The repellents of choice should contain either DEET (20-30%)(N,N-diethyl-meta-toluamide) or Picaridin (20%) (KBR3023 or 1 methyl propyl 2-(2hydroxyethyl)-1piperidine carboxylate). These generally protect for 4-6 hours. The only “natural” product with evidence of protection is oil of lemon eucalyptus (p-methane 3,8-diol or PMD) which only protects for 2 hours. The higher the concentration the longer the product protects. Some people prefer the smell and feel of Picaridin and it is not as damaging to plastics if it leaks. DEET is toxic when ingested and may cause skin irritation in some people. DEET has been used over a long period of time and by many millions of people with few reported serious side effects. Despite this, a few precautions should be undertaken.

  • Apply DEET/ Picaridin lightly to exposed areas only

  • Where possible, wash off on returning indoors

  • Do not apply to open cuts or sores

  • Do not use aerosol applications to the face directly. Apply to the hands and then rub on the face avoiding eyes and mouth

  • Do not allow young children (under 10 years) to apply it to themselves. Special weaker formulations are available for children. If they have never used it before, it is wise to test a patch on the arm for a few days before applying all over.

  • If sunscreens are to be used with repellents then the sunscreen should be applied first.  Wait 20 minutes before using the repellent.

View Globe Medical's selection of DEET repellents from the Travel Shop

DEET concentration Protection Time
30% 8hrs
15% 5hrs
10% 3hrs
5% 2hrs



Permethrin is similar to a naturally occurring chemical called pyrethrum. Pyrethrum was initially derived from the flowers of the daisy Chrysanthemum. The insecticide properties of the flower have been recognized since the 18th century. The synthesized product has been available for over 30 years. It is colourless, odourless and biodegradeable.

Permethrin acts as a “knockdown” insecticide. It is not a repellent. It damages the central nervous system of insects which come into contact with it.

It is effective against many insects including mosquitoes, fleas, ticks, bedbugs, chiggers, scabies and flies.

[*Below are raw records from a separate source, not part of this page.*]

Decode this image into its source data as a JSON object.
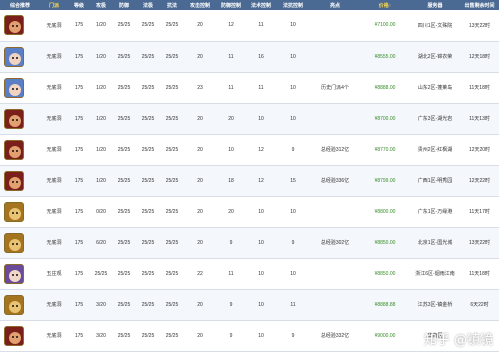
{
  "table": {
    "headers": [
      "综合推荐",
      "门派",
      "等级",
      "攻极",
      "防御",
      "法极",
      "抗法",
      "攻击控制",
      "防御控制",
      "法术控制",
      "法抗控制",
      "亮点",
      "价格↑",
      "服务器",
      "出售剩余时间"
    ],
    "rows": [
      {
        "avatar": "red-helmet",
        "school": "无底洞",
        "level": "175",
        "gong": "1/20",
        "fang": "25/25",
        "fa": "25/25",
        "kang": "25/25",
        "c1": "20",
        "c2": "12",
        "c3": "11",
        "c4": "10",
        "highlight": "",
        "price": "¥7100.00",
        "server": "四川1区-文殊院",
        "time": "13天22时"
      },
      {
        "avatar": "blue-lady",
        "school": "无底洞",
        "level": "175",
        "gong": "1/20",
        "fang": "25/25",
        "fa": "25/25",
        "kang": "25/25",
        "c1": "20",
        "c2": "11",
        "c3": "16",
        "c4": "10",
        "highlight": "",
        "price": "¥8555.00",
        "server": "湖北2区-锦衣荣",
        "time": "12天18时"
      },
      {
        "avatar": "blue-lady",
        "school": "无底洞",
        "level": "175",
        "gong": "1/20",
        "fang": "25/25",
        "fa": "25/25",
        "kang": "25/25",
        "c1": "23",
        "c2": "11",
        "c3": "11",
        "c4": "10",
        "highlight": "历史门派4个",
        "price": "¥8888.00",
        "server": "山东2区-蓬莱岛",
        "time": "11天18时"
      },
      {
        "avatar": "red-helmet",
        "school": "无底洞",
        "level": "175",
        "gong": "1/20",
        "fang": "25/25",
        "fa": "25/25",
        "kang": "25/25",
        "c1": "20",
        "c2": "20",
        "c3": "10",
        "c4": "10",
        "highlight": "",
        "price": "¥8700.00",
        "server": "广东3区-湖光岩",
        "time": "11天13时"
      },
      {
        "avatar": "red-helmet",
        "school": "无底洞",
        "level": "175",
        "gong": "1/20",
        "fang": "25/25",
        "fa": "25/25",
        "kang": "25/25",
        "c1": "20",
        "c2": "10",
        "c3": "12",
        "c4": "9",
        "highlight": "总经验312亿",
        "price": "¥8770.00",
        "server": "贵州2区-红枫湖",
        "time": "12天20时"
      },
      {
        "avatar": "red-helmet",
        "school": "无底洞",
        "level": "175",
        "gong": "1/20",
        "fang": "25/25",
        "fa": "25/25",
        "kang": "25/25",
        "c1": "20",
        "c2": "18",
        "c3": "12",
        "c4": "15",
        "highlight": "总经验336亿",
        "price": "¥8799.00",
        "server": "广西1区-明秀园",
        "time": "12天22时"
      },
      {
        "avatar": "gold-mask",
        "school": "无底洞",
        "level": "175",
        "gong": "0/20",
        "fang": "25/25",
        "fa": "25/25",
        "kang": "25/25",
        "c1": "20",
        "c2": "20",
        "c3": "10",
        "c4": "10",
        "highlight": "",
        "price": "¥8800.00",
        "server": "广东1区-万缘港",
        "time": "11天17时"
      },
      {
        "avatar": "gold-mask",
        "school": "无底洞",
        "level": "175",
        "gong": "6/20",
        "fang": "25/25",
        "fa": "25/25",
        "kang": "25/25",
        "c1": "20",
        "c2": "9",
        "c3": "10",
        "c4": "9",
        "highlight": "总经验302亿",
        "price": "¥8850.00",
        "server": "北京1区-国光城",
        "time": "13天22时"
      },
      {
        "avatar": "purple-sage",
        "school": "五庄观",
        "level": "175",
        "gong": "25/25",
        "fang": "25/25",
        "fa": "25/25",
        "kang": "25/25",
        "c1": "22",
        "c2": "11",
        "c3": "10",
        "c4": "10",
        "highlight": "",
        "price": "¥8850.00",
        "server": "浙江6区-烟雨江南",
        "time": "11天18时"
      },
      {
        "avatar": "gold-mask",
        "school": "无底洞",
        "level": "175",
        "gong": "3/20",
        "fang": "25/25",
        "fa": "25/25",
        "kang": "25/25",
        "c1": "20",
        "c2": "9",
        "c3": "10",
        "c4": "11",
        "highlight": "",
        "price": "¥8888.88",
        "server": "江苏3区-镇金桥",
        "time": "6天22时"
      },
      {
        "avatar": "red-helmet",
        "school": "无底洞",
        "level": "175",
        "gong": "3/20",
        "fang": "25/25",
        "fa": "25/25",
        "kang": "25/25",
        "c1": "20",
        "c2": "9",
        "c3": "10",
        "c4": "9",
        "highlight": "总经验332亿",
        "price": "¥9000.00",
        "server": "华南区",
        "time": ""
      }
    ]
  },
  "watermark": "知乎 @镇镜",
  "colors": {
    "header_bg": "#4a6a93",
    "price": "#3a8f2c",
    "accent": "#ffd84d"
  }
}
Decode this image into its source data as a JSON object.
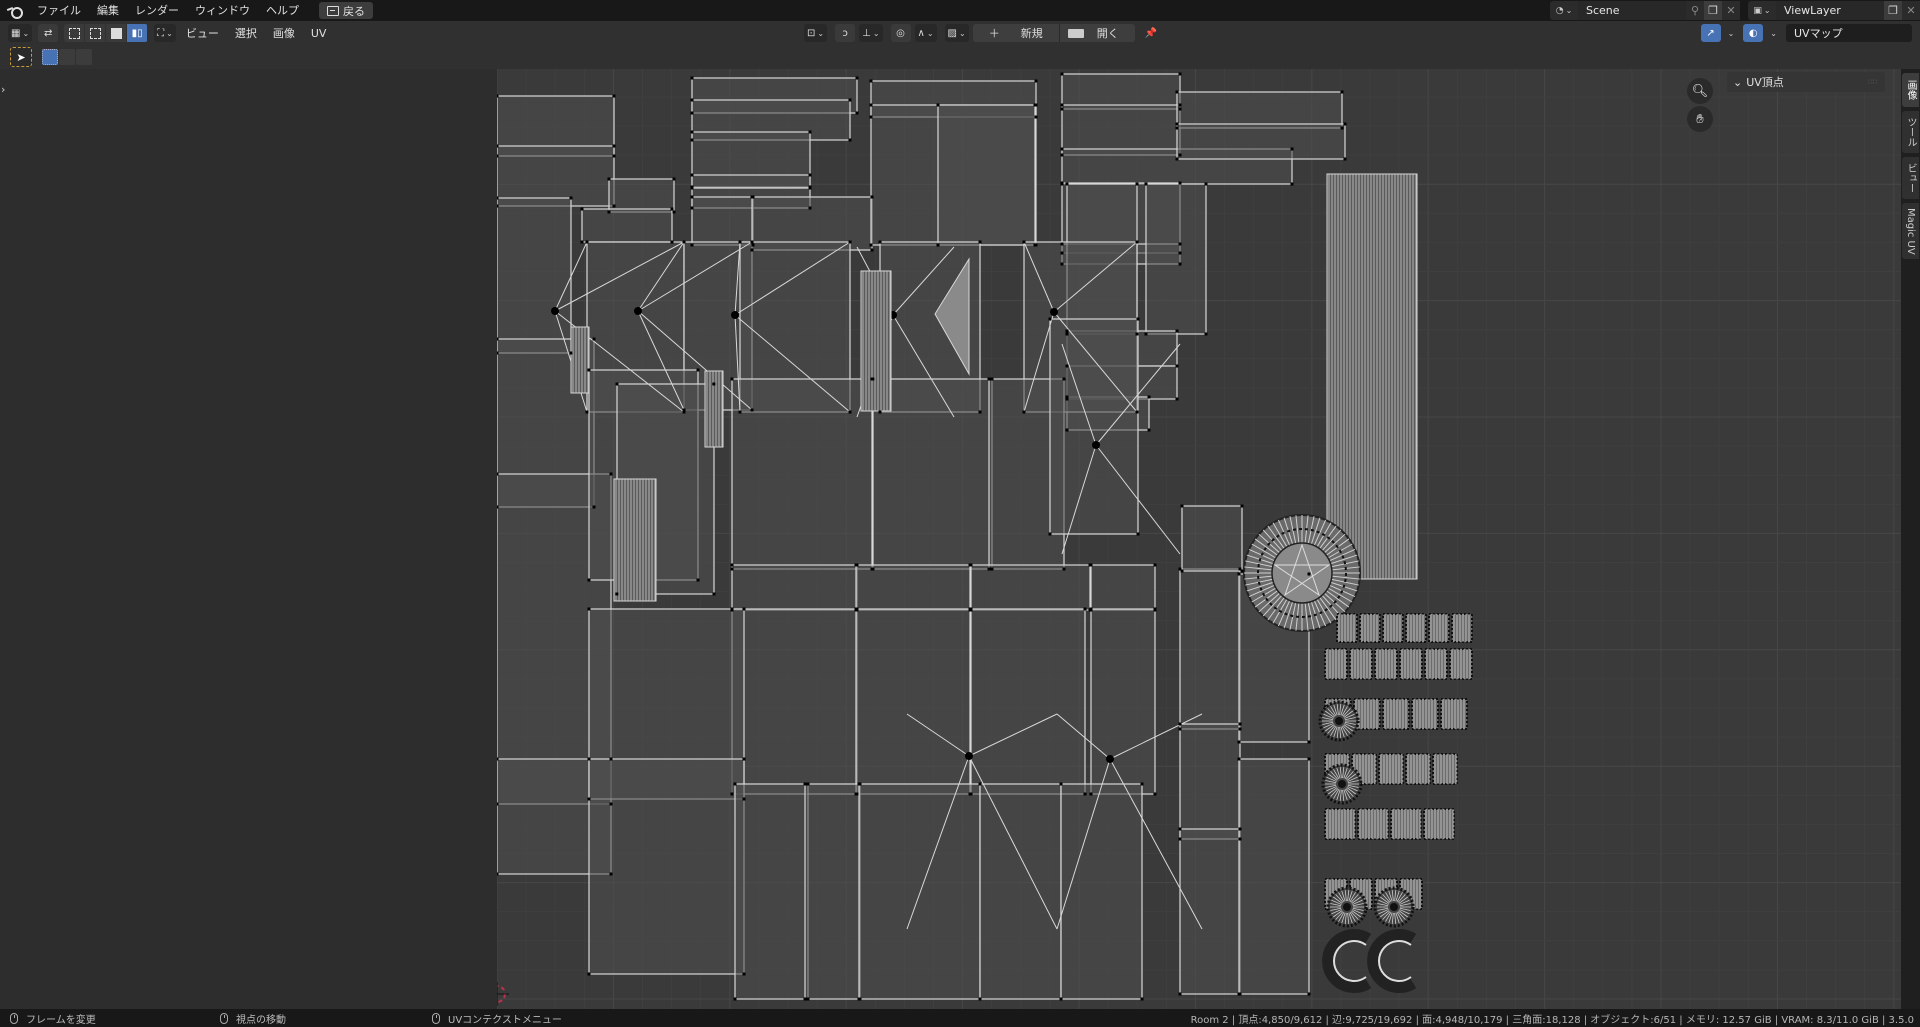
{
  "topbar": {
    "menus": [
      "ファイル",
      "編集",
      "レンダー",
      "ウィンドウ",
      "ヘルプ"
    ],
    "back_label": "戻る",
    "scene": {
      "name": "Scene"
    },
    "view_layer": {
      "name": "ViewLayer"
    }
  },
  "header": {
    "menus": [
      "ビュー",
      "選択",
      "画像",
      "UV"
    ],
    "new_label": "新規",
    "open_label": "開く",
    "uv_map": "UVマップ"
  },
  "sidebar": {
    "panel_title": "UV頂点",
    "tabs": [
      "画像",
      "ツール",
      "ビュー",
      "Magic UV"
    ],
    "active_tab": "画像"
  },
  "statusbar": {
    "hints": [
      {
        "icon": "mouse-left-icon",
        "label": "フレームを変更"
      },
      {
        "icon": "mouse-middle-icon",
        "label": "視点の移動"
      },
      {
        "icon": "mouse-right-icon",
        "label": "UVコンテクストメニュー"
      }
    ],
    "stats": "Room 2 | 頂点:4,850/9,612 | 辺:9,725/19,692 | 面:4,948/10,179 | 三角面:18,128 | オブジェクト:6/51 | メモリ: 12.57 GiB | VRAM: 8.3/11.0 GiB | 3.5.0"
  },
  "colors": {
    "accent": "#4772b3",
    "uv_face": "#4e4e4e",
    "uv_face_selected": "#8a8a8a",
    "uv_edge": "#d8d8d8",
    "uv_vertex": "#000000",
    "cursor": "#c0304a",
    "tool_highlight": "#c99b3b"
  }
}
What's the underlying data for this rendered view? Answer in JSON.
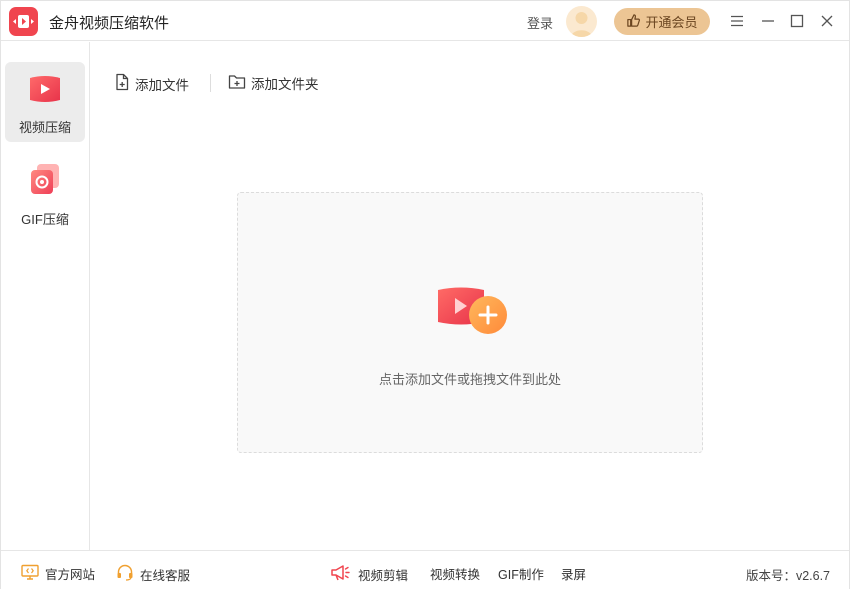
{
  "titlebar": {
    "app_title": "金舟视频压缩软件",
    "login_label": "登录",
    "vip_label": "开通会员",
    "icons": [
      "app-logo-icon",
      "avatar-icon",
      "thumb-up-icon",
      "menu-icon",
      "minimize-icon",
      "maximize-icon",
      "close-icon"
    ]
  },
  "sidebar": {
    "items": [
      {
        "label": "视频压缩",
        "icon": "video-compress-icon",
        "active": true
      },
      {
        "label": "GIF压缩",
        "icon": "gif-compress-icon",
        "active": false
      }
    ]
  },
  "toolbar": {
    "add_file_label": "添加文件",
    "add_folder_label": "添加文件夹"
  },
  "dropzone": {
    "hint": "点击添加文件或拖拽文件到此处",
    "icon": "add-video-icon"
  },
  "footer": {
    "official_site": "官方网站",
    "online_service": "在线客服",
    "video_edit": "视频剪辑",
    "video_convert": "视频转换",
    "gif_make": "GIF制作",
    "screen_record": "录屏",
    "version": "版本号：v2.6.7"
  },
  "colors": {
    "brand": "#f0454f",
    "vip_bg": "#ecc594",
    "accent_orange": "#ff9a4a"
  }
}
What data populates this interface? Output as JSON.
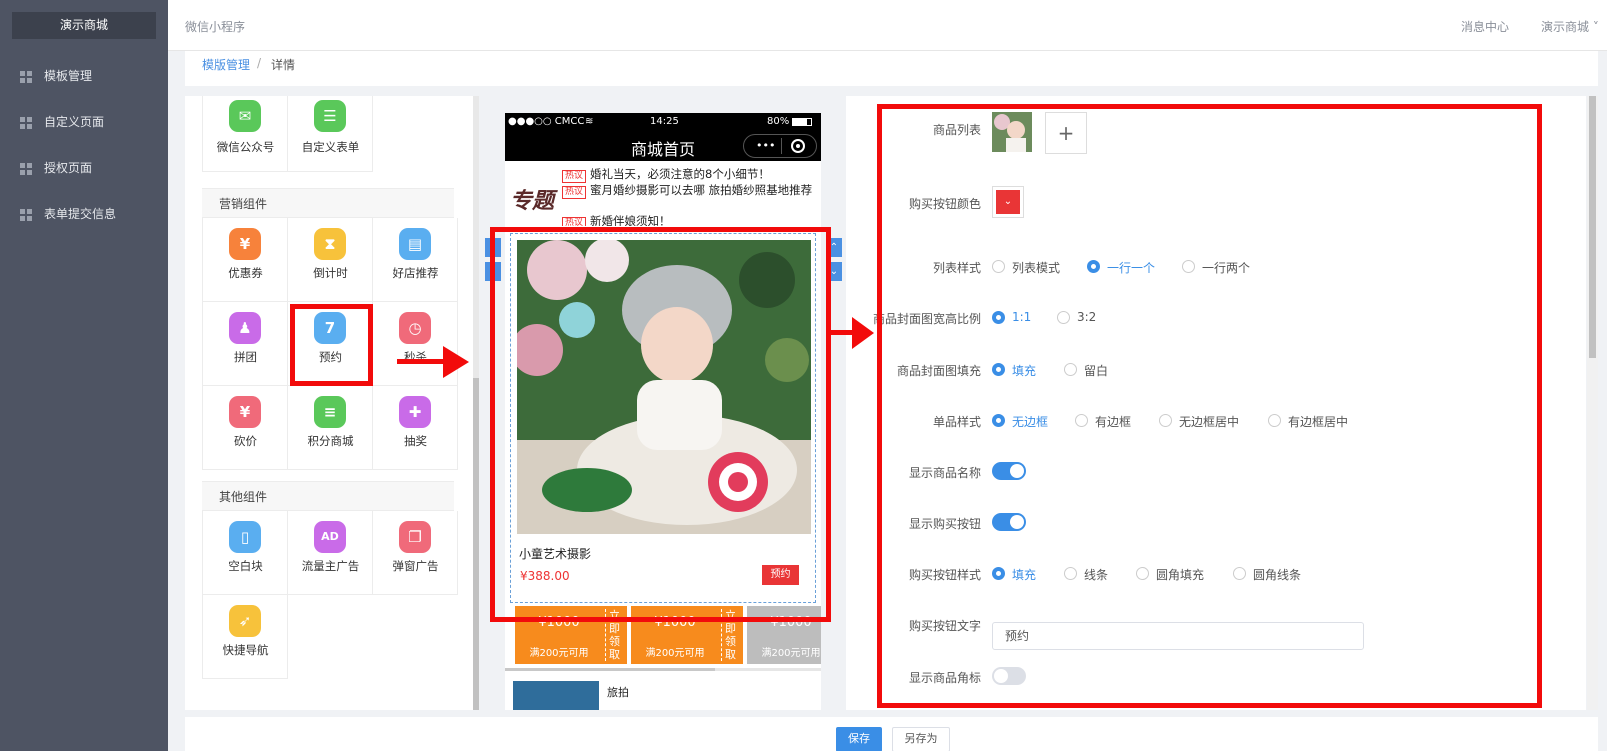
{
  "sidebar": {
    "brand": "演示商城",
    "items": [
      {
        "label": "模板管理"
      },
      {
        "label": "自定义页面"
      },
      {
        "label": "授权页面"
      },
      {
        "label": "表单提交信息"
      }
    ]
  },
  "header": {
    "title": "微信小程序",
    "message_center": "消息中心",
    "user": "演示商城 ˅"
  },
  "breadcrumb": {
    "parent": "模版管理",
    "separator": "/",
    "current": "详情"
  },
  "components": {
    "top_row": [
      {
        "label": "微信公众号",
        "icon": "wechat-icon",
        "color": "#5ac85a",
        "glyph": "✉"
      },
      {
        "label": "自定义表单",
        "icon": "form-icon",
        "color": "#5ac85a",
        "glyph": "☰"
      }
    ],
    "marketing_title": "营销组件",
    "marketing": [
      {
        "label": "优惠券",
        "icon": "coupon-icon",
        "color": "#f7823b",
        "glyph": "¥"
      },
      {
        "label": "倒计时",
        "icon": "hourglass-icon",
        "color": "#f7c23b",
        "glyph": "⧗"
      },
      {
        "label": "好店推荐",
        "icon": "shop-icon",
        "color": "#5aaef0",
        "glyph": "▤"
      },
      {
        "label": "拼团",
        "icon": "group-icon",
        "color": "#c96be8",
        "glyph": "♟"
      },
      {
        "label": "预约",
        "icon": "calendar-icon",
        "color": "#5aaef0",
        "glyph": "7"
      },
      {
        "label": "秒杀",
        "icon": "alarm-icon",
        "color": "#f06a7a",
        "glyph": "◷"
      },
      {
        "label": "砍价",
        "icon": "yuan-icon",
        "color": "#f06a7a",
        "glyph": "¥"
      },
      {
        "label": "积分商城",
        "icon": "coins-icon",
        "color": "#5ac85a",
        "glyph": "≡"
      },
      {
        "label": "抽奖",
        "icon": "gift-icon",
        "color": "#c96be8",
        "glyph": "✚"
      }
    ],
    "other_title": "其他组件",
    "other": [
      {
        "label": "空白块",
        "icon": "blank-page-icon",
        "color": "#5aaef0",
        "glyph": "▯"
      },
      {
        "label": "流量主广告",
        "icon": "ad-icon",
        "color": "#c96be8",
        "glyph": "AD"
      },
      {
        "label": "弹窗广告",
        "icon": "popup-icon",
        "color": "#f06a7a",
        "glyph": "❐"
      },
      {
        "label": "快捷导航",
        "icon": "compass-icon",
        "color": "#f7c23b",
        "glyph": "➶"
      }
    ]
  },
  "phone": {
    "carrier": "●●●○○ CMCC",
    "time": "14:25",
    "battery": "80%",
    "page_title": "商城首页",
    "capsule_dots": "•••",
    "news_logo": "专题",
    "news_tag": "热议",
    "news": [
      "婚礼当天，必须注意的8个小细节！",
      "蜜月婚纱摄影可以去哪 旅拍婚纱照基地推荐",
      "新婚伴娘须知！"
    ],
    "product": {
      "name": "小童艺术摄影",
      "price": "¥388.00",
      "button": "预约"
    },
    "coupons": [
      {
        "amount": "¥1000",
        "condition": "满200元可用",
        "action": "立即领取"
      },
      {
        "amount": "¥1000",
        "condition": "满200元可用",
        "action": "立即领取"
      },
      {
        "amount": "¥1000",
        "condition": "满200元可用",
        "action": ""
      }
    ],
    "bottom_text": "旅拍"
  },
  "props": {
    "goods_list_label": "商品列表",
    "add_symbol": "+",
    "buy_color_label": "购买按钮颜色",
    "buy_color": "#e93536",
    "list_style_label": "列表样式",
    "list_style_options": [
      "列表模式",
      "一行一个",
      "一行两个"
    ],
    "cover_ratio_label": "商品封面图宽高比例",
    "cover_ratio_options": [
      "1:1",
      "3:2"
    ],
    "cover_fill_label": "商品封面图填充",
    "cover_fill_options": [
      "填充",
      "留白"
    ],
    "item_style_label": "单品样式",
    "item_style_options": [
      "无边框",
      "有边框",
      "无边框居中",
      "有边框居中"
    ],
    "show_name_label": "显示商品名称",
    "show_name": true,
    "show_buy_label": "显示购买按钮",
    "show_buy": true,
    "buy_style_label": "购买按钮样式",
    "buy_style_options": [
      "填充",
      "线条",
      "圆角填充",
      "圆角线条"
    ],
    "buy_text_label": "购买按钮文字",
    "buy_text_value": "预约",
    "show_badge_label": "显示商品角标",
    "show_badge": false
  },
  "footer": {
    "save": "保存",
    "save_as": "另存为"
  }
}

Permethrin-treated bednets have been found to significantly reduce malaria rates in children in Africa and the Western Pacific region.

Once opened to the air, the net should be treated every 6 months to retain its potency. Permethrin can also be used to impregnate clothes, tents and window drapes. It adheres well to fabrics like cotton and will remain effective for between 5 and 10 washes. It is not recommended for skin application.

Frequently Asked Zika Questions

Read our follow up Zika FAQ which includes 10 more facts to help you better understand the Zika virus.

The Travel Shop @ Globe Medical

Purchase recommended travel products including DEET repellents and permethrin treated bednets at Globe Medical's Travel Shop.

Image by © James Cathany 2007 CDC - National Center for Infectious Diseases


Dr Bob Kass

Dr Bob Kass is Medical Director of Globe Medical. He holds specialist qualifications in paediatrics and public health medicine and is one of Australia's pioneers in the discipline of Travel Medicine. 

Full professional biography